Perez called for continued coalition building and cooperation between government agencies, NGOs, academics, foreign governments, and corporate actors. A growing number of companies are seeing that “the high road is the smart road for businesses,” as Perez put it. Companies such as Apple and Microsoft are engaging in “inclusive capitalism,” which defines success as more than just the bottom line for stockholders, but also a business’s positive impact on all of its stakeholders. Ultimately, Perez concluded, it will require “unprecedented levels of collaboration and partnership” to effectively combat the ever-evolving, vast underground network of human traffickers who exploit an estimated 21 million victims worldwide.
Following Perez’s remarks, a diverse panel of experts—including Carlos Busquets, Director of Public Policy for the Electronic Industry Citizenship Coalition (EICC); Bama Athreya, Senior Specialist of Labor and Human Rights at USAID’s Center of Excellence on Democracy, Human Rights and Governance; Michael Posner, Professor of Business and Society at NYU’s Stern School of Business; and moderated by Ariel Meyerstein, Vice President of Labor Affairs at the United States Council for International Business (USCIB)—delved deeper into the issue.
The panel reiterated the need for a cooperative, holistic approach to fighting human trafficking, while also emphasizing the need for sector-by-sector intervention and practical problem solving. Bama Athreya provided case-specific examples from the apparel industry in Jordan and the fishing industry in Southeast Asia, where U.S. companies learned to develop best practices, utilize monitoring mechanisms, and work with foreign governments and trade unions to enact country- and sector-specific improvements.

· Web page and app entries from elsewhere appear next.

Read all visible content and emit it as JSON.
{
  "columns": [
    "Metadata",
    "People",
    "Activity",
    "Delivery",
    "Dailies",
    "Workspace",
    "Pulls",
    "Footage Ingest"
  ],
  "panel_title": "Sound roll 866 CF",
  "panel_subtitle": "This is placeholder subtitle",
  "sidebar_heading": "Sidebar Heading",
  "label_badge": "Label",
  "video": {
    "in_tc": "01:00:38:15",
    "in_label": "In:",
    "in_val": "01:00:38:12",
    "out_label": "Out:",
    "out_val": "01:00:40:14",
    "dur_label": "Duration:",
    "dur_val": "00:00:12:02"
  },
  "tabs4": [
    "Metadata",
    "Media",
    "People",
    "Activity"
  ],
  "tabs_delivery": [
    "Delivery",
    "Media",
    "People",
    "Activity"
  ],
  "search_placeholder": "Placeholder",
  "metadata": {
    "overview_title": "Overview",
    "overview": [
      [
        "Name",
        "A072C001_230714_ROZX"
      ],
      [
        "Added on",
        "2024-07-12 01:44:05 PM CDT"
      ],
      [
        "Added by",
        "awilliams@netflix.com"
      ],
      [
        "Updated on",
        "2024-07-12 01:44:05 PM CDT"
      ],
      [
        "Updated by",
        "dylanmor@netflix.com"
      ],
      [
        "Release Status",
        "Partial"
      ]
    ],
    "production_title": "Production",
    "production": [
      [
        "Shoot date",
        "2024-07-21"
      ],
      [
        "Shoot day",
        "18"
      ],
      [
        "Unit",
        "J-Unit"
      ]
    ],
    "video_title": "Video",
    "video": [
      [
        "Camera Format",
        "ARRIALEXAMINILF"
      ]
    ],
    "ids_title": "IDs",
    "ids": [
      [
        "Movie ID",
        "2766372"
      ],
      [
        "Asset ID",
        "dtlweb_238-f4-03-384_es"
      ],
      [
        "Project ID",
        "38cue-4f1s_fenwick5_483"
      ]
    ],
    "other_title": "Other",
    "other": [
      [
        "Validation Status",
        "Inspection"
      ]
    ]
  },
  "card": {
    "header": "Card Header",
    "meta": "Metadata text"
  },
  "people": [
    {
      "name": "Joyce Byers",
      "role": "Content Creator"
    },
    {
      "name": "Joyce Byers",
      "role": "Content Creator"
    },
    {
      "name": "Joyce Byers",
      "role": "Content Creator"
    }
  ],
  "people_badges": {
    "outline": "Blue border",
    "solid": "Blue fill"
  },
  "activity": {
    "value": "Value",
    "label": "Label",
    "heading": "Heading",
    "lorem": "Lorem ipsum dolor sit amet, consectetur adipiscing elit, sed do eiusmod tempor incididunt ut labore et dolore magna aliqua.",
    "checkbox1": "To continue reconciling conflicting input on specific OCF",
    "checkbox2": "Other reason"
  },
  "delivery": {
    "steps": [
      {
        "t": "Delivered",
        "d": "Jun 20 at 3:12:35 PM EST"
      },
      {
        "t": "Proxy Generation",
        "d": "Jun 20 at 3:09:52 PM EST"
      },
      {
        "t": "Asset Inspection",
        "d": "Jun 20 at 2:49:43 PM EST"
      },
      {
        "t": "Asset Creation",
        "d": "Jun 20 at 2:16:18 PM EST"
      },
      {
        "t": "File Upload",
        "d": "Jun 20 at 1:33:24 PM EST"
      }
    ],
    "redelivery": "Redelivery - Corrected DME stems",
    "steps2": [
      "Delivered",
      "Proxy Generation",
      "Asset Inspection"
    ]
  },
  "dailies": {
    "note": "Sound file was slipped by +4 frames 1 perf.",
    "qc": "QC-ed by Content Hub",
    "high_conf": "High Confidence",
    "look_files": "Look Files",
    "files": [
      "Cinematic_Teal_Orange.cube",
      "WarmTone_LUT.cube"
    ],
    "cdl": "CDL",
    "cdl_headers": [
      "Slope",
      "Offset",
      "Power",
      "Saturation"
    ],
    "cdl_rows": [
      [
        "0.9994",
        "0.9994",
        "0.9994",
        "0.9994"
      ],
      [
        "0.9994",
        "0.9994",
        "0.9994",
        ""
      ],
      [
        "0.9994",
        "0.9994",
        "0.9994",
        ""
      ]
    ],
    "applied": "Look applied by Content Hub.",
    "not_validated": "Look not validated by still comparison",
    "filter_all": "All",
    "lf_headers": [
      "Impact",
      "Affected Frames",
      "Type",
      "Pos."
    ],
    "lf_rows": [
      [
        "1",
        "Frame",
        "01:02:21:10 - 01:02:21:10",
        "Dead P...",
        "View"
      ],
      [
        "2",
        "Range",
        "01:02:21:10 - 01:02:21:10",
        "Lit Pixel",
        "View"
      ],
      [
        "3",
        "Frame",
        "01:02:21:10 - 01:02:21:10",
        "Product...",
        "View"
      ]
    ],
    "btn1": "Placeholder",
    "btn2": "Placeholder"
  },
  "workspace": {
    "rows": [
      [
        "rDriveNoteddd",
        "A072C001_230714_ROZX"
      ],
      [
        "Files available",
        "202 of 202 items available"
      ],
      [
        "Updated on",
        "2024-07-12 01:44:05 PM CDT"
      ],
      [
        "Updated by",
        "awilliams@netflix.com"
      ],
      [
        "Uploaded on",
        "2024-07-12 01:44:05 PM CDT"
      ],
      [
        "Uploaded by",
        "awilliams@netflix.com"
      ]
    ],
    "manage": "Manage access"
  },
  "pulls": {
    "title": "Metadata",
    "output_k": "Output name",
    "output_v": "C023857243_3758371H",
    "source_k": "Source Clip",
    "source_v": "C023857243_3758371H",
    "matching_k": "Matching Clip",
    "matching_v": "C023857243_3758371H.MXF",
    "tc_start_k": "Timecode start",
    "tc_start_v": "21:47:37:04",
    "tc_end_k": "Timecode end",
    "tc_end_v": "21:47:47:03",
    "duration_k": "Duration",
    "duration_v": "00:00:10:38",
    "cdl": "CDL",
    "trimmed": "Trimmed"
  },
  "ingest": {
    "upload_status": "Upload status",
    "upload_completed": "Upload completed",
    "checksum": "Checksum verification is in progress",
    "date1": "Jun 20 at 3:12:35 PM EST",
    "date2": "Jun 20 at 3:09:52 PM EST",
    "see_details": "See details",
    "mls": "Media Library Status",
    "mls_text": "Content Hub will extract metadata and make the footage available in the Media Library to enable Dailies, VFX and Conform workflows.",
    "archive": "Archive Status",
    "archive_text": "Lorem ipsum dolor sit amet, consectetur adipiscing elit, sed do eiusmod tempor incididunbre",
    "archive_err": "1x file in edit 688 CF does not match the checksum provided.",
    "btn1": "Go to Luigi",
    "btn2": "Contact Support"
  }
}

Companies that do business in countries with insufficient rule of law and weak protections for migrant workers have a responsibility to determine the regional and sector-specific root causes and economic drivers of human trafficking. Secretary Perez cautioned companies against taking the “build and pray” approach, wherein a business owner builds a supply chain and simply hopes that it stays free of slavery and forced labor. Rather, he said, it is essential that companies and all of their stakeholders recognize that “we’re all in the prevention business.”
By promoting educational campaigns on social media, encouraging independent auditing of business supply chains, and incentivizing companies to monitor their supply chains by rewarding those that do, stakeholders both within and outside of government can play a large role in keeping companies accountable. And to achieve sustainable change through these multi-pronged efforts, Michael Posner commented, true collaboration must take place between government, business, international financial institutions and philanthropy.
The 2015 Summit celebrated the progress of the anti-trafficking movement and highlighted the positive changes resulting from many high-profile cases, such as the 2013 Rana Plaza factory disaster in Bangladesh and the exposure of state-sponsored forced labor in the cotton fields of Uzbekistan. Yet as Perez noted, when we look at a figure like “21 million victims” of human trafficking worldwide, “we see that our progress is not enough.”
Also on Wednesday, Human Rights First released a new report on corporate liability and human trafficking highlighting what businesses can do to reduce the risk of slavery in their supply chains. Read it here.